Seeing a physician, though, meant time with someone who was curious and compassionate, and it inspired Delafield’s decision to specialize in internal medicine. One summer during medical school, he returned home to work with the mobile unit from Phoenix Children’s Hospital, which takes doctors and treatment into communities for children facing the same struggles Delafield once did. “Often, the 15 minutes you get to spend with a patient is the only time that they feel safe,” he said.

An aunt and uncle ultimately took Delafield in and raised him. He went on to thrive at Arizona State, where a mentor at the Mayo Clinic, Dr. Marion Kelley, encouraged him to apply to Indiana University School of Medicine.

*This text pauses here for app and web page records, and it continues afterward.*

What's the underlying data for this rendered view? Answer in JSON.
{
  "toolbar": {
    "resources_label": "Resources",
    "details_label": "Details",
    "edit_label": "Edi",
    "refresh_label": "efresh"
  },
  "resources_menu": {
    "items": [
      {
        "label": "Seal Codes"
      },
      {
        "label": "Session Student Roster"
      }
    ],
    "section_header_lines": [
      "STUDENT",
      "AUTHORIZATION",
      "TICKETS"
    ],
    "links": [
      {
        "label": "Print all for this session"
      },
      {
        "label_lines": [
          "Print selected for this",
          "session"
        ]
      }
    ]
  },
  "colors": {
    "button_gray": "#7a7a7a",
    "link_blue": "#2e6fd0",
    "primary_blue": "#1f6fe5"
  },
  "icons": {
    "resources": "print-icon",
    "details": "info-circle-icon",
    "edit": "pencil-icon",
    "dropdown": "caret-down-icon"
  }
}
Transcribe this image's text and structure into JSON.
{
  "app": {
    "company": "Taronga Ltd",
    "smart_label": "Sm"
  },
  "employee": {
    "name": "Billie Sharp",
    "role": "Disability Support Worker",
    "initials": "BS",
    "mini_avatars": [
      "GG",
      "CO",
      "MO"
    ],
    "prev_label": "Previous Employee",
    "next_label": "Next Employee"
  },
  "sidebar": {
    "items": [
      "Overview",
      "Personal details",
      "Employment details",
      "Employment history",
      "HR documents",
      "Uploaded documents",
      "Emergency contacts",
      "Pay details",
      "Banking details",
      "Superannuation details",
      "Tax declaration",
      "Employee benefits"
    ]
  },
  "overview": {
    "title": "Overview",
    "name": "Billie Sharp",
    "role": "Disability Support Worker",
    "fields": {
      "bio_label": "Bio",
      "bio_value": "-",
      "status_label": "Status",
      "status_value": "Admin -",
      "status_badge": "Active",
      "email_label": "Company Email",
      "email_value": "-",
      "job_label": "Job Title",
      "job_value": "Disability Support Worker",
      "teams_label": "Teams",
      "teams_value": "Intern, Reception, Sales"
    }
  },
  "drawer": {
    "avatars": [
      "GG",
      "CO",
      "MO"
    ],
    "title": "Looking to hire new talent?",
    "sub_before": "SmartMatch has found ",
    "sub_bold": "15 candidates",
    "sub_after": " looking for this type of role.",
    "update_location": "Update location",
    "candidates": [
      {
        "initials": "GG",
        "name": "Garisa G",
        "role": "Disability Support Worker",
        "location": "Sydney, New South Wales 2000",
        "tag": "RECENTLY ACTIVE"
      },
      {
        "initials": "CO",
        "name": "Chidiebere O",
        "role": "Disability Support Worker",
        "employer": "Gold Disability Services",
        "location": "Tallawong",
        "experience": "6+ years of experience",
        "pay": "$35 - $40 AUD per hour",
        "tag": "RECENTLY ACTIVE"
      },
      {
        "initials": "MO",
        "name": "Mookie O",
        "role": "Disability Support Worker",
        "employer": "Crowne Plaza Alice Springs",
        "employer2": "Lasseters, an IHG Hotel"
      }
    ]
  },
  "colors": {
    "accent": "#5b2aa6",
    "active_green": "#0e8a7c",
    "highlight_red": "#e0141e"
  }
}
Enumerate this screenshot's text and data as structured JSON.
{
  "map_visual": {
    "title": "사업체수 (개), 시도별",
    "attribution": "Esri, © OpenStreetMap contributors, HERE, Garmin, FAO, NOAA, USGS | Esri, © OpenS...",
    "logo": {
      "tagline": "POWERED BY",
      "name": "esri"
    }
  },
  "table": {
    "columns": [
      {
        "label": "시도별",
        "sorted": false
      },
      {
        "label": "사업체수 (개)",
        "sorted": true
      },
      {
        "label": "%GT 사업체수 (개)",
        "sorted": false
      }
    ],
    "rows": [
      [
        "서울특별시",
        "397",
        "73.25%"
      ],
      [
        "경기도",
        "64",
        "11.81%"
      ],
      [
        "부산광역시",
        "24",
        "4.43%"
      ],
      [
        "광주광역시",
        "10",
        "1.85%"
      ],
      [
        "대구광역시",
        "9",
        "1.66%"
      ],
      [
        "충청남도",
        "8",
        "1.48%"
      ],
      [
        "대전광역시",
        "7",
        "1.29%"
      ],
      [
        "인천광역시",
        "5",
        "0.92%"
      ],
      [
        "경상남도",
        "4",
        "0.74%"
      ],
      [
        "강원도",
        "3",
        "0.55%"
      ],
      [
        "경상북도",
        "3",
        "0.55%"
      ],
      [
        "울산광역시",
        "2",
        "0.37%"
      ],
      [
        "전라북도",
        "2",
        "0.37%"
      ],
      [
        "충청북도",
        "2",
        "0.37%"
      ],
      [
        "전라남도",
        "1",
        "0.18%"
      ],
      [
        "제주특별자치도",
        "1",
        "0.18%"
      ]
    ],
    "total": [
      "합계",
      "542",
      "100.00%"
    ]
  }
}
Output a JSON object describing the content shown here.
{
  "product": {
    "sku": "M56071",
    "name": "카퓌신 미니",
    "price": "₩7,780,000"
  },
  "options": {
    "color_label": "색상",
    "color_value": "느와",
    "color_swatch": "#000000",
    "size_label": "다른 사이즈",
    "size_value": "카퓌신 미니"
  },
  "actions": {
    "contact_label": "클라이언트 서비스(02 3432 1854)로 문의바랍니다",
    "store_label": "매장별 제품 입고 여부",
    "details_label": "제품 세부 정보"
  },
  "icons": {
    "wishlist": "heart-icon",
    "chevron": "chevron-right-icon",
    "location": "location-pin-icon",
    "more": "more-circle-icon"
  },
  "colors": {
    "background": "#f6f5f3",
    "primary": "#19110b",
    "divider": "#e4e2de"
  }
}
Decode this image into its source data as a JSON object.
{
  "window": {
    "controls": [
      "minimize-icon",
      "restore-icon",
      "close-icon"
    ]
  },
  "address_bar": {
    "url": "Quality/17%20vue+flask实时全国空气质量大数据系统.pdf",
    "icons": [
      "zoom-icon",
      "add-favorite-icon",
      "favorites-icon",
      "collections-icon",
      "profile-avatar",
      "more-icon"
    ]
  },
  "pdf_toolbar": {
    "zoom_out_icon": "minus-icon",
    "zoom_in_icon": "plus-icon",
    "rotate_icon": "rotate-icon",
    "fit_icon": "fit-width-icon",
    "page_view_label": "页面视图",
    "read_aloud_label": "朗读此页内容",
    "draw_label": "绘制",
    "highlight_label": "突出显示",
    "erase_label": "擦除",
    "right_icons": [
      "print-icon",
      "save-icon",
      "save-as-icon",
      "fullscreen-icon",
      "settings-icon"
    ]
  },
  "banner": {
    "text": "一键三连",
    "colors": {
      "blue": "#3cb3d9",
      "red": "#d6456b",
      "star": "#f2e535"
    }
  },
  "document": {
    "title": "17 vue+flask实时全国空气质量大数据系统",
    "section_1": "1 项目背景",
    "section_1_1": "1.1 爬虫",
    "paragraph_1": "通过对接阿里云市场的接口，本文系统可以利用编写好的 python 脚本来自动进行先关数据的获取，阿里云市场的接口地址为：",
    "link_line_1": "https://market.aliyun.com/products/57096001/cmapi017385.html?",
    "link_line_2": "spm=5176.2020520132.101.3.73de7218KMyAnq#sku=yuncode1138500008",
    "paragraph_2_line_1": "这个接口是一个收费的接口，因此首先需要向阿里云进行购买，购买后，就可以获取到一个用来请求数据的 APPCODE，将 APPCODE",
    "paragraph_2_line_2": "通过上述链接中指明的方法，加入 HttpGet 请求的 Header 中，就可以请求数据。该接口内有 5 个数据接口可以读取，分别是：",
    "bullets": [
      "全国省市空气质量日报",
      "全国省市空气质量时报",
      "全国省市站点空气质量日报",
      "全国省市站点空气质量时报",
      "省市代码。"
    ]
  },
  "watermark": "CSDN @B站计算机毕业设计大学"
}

Once admitted, Delafield received scholarships to make his training affordable and allow him to follow his passion: Practicing in under-served communities.

Dr. Jerome Adams

Dr. Gus Watanabe was clear during an admissions interview with Jerome Adams (MD Class of 2001): He wanted him at IU School of Medicine. “What will it take for you to come here?” asked the esteemed former head of the Department of Medicine. Adams’ response was direct. “Based on my family’s situation, I really need to go where I can receive the most financial aid,” he replied. Adams’ credentials glittered: A 3.97 GPA at the University of Maryland, undergraduate research time with a Nobel Prize winner, and Harvard and Washington University in hot pursuit.

Watanabe’s instincts about Adams were prescient, considering Adams went on to become an anesthesiologist, Indiana Health Commissioner and U.S. Surgeon General. Recruiting Adams, who grew up the son of two modest teachers in Maryland, to IU School of Medicine required making a competitive aid offer. Watanabe floated the possibility of scholarship packages that would cover all of Adams’ costs. “If you offer me that, I’ll sign on the dotted line,” said Adams, who benefited from the Lilly Scholarship while a student at IU School of Medicine.

Today, it crystallizes Adams’ view on the importance of a diversity scholarship at the IU School of Medicine: “You need to understand what the market is providing for those individuals and put a competitive proposal on the table.”

Fundraising Committee Members

Rick Cottrell, MD
Sean E. Gardner, MD
George E. Branam, MD
Rick D. Kiovsky, MD
Ragan Brackett, MD
Toni Austin-Glass, MD
Tina M. Harris, MD

Diversity at IU School of Medicine

At IU School of Medicine, the commitment to diversity includes race, ethnicity, gender and gender identity, religion, socio-economic status, age, geography of origin and residence, sexual orientation, disability, work style and other aspects of human attributes and behaviors. Details about how IU School of Medicine fosters and promotes diversity in the education and working environment is available through the Office of Diversity Affairs.